WHAT THIS TASK INVOLVES
Find how many lines in the material hold the word "headline", then state that number and nothing more.

RECORDS PROVIDED
-- Opening Marker --
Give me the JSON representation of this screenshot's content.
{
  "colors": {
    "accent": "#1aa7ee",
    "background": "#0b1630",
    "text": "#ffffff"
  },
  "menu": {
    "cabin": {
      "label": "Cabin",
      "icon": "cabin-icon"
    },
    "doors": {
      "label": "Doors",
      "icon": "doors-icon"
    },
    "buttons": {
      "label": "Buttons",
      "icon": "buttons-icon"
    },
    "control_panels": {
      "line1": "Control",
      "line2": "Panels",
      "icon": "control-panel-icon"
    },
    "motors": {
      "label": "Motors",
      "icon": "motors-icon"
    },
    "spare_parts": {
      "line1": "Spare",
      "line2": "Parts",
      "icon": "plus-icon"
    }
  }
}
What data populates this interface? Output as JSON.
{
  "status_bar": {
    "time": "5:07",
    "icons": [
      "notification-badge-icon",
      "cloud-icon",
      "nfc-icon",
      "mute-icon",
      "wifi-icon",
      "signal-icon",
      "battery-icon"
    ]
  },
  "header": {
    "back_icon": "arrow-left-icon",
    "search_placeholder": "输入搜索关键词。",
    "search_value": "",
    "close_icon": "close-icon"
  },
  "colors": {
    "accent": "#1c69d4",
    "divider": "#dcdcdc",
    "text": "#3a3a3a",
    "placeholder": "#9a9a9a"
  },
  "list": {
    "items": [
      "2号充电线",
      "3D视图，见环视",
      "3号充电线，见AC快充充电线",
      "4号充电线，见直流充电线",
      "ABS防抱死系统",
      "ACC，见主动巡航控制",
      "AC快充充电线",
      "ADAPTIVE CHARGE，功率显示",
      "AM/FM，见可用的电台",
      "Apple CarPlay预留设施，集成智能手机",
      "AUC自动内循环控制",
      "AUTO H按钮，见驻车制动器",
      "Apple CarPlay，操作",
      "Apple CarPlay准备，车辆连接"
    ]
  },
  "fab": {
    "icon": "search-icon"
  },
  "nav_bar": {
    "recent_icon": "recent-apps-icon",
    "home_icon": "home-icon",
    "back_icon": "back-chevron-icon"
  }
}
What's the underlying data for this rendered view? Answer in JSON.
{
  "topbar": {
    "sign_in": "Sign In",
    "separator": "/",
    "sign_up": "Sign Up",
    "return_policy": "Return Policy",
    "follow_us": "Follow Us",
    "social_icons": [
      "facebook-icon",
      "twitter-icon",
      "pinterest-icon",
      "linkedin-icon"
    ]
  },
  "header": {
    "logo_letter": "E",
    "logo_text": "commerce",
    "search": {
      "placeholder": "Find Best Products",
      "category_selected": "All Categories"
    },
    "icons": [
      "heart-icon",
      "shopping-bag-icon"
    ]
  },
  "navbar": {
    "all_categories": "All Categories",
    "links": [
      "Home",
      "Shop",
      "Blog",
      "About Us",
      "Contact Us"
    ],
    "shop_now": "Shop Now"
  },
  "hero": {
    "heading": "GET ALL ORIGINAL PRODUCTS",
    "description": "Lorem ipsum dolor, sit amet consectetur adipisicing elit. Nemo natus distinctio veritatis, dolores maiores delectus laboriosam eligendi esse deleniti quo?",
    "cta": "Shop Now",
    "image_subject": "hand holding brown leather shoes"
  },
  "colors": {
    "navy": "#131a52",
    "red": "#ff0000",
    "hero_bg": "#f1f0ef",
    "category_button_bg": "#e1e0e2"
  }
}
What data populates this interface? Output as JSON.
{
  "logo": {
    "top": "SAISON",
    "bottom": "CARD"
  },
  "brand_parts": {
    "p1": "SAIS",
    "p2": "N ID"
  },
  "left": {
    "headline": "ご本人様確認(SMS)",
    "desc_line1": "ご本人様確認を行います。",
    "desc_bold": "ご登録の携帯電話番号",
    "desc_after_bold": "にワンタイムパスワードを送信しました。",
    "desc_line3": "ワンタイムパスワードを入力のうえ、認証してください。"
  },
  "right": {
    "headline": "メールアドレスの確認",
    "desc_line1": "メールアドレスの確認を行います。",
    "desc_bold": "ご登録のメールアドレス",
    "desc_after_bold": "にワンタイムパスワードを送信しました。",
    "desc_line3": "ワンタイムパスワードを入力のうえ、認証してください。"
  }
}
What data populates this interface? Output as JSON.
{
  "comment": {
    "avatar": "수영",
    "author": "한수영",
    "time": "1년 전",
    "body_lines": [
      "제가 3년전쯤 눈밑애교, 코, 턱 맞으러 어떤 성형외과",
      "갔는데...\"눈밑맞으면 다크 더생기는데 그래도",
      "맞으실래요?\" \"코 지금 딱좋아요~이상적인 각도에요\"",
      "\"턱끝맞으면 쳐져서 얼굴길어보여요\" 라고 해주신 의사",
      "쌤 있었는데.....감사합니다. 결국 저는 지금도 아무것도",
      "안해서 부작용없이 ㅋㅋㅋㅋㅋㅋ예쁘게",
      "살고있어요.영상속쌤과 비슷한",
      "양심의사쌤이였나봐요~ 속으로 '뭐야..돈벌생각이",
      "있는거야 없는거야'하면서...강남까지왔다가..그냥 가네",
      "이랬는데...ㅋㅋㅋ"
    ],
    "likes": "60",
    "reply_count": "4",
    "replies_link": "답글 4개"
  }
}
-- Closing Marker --
SOLUTION TO THIS TASK
2